Jerry Zee
UC Santa Cruz
Date and Time: 
Monday, October 29, 2018 - 15:30

Department of Anthropology
Main Quad - Building 50
Room 51A (Colloquium Room)

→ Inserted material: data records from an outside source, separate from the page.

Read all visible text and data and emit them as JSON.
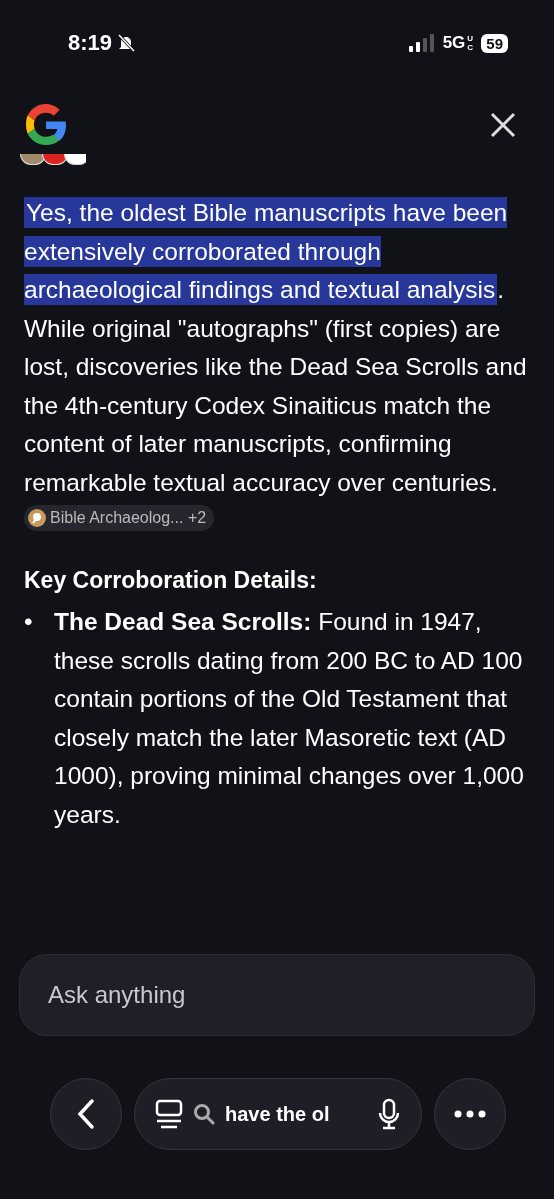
{
  "status_bar": {
    "time": "8:19",
    "silent": true,
    "network": "5G",
    "network_suffix": "UC",
    "battery": "59"
  },
  "answer": {
    "intro": [
      {
        "text": "Yes, the oldest Bible manuscripts have been extensively corroborated through archaeological findings and textual analysis",
        "highlighted": true
      },
      {
        "text": ". While original \"autographs\" (first copies) are lost, discoveries like the Dead Sea Scrolls and the 4th-century Codex Sinaiticus match the content of later manuscripts, confirming remarkable textual accuracy over centuries.",
        "highlighted": false
      }
    ],
    "source_chip": {
      "label": "Bible Archaeolog...",
      "more": "+2"
    },
    "heading": "Key Corroboration Details:",
    "bullets": [
      {
        "marker": "•",
        "title": "The Dead Sea Scrolls:",
        "text": " Found in 1947, these scrolls dating from 200 BC to AD 100 contain portions of the Old Testament that closely match the later Masoretic text (AD 1000), proving minimal changes over 1,000 years."
      }
    ]
  },
  "ask_field": {
    "placeholder": "Ask anything"
  },
  "bottom_bar": {
    "query": "have the ol"
  }
}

As the headiest days of Reform and Opening settle into difficulty breathing, breakneck social and economic change sit alongside strange weather as two material substantiations of China's contemporary. In a dust storm event, not only does particulate air pollution spike in the spectacular centers of Chinese political authority, but the country's land physically shifts into an aerosol that tangles airspaces into one another, enters bodies, and, I argue, foments experimental political formations out of late socialist institutions. This talk investigates China's meteorological contemporary through aerosol transitions that scaffold emergent modes of political attention and intervention. First, the country's upwind deserts are enacted as potential storm events, and, second, urban air as a particulate aerosol, a massively-distributed solid rather than a benign emptiness. Land and air thus compose a geo-meteorological map of Chinese social and environmental governance as a contention with earthly interphases, where terra firma is one of only several possible states in a vexing continuum of phases of matter. It takes these moments of phase shift as sites for the condensation of political and ethnographic attention, showing how experiments in transforming and bracing for the meteorologies of China's late socialism drive a series of displacements of socialist and liberal political formations into a cascade of more-than-human entanglements.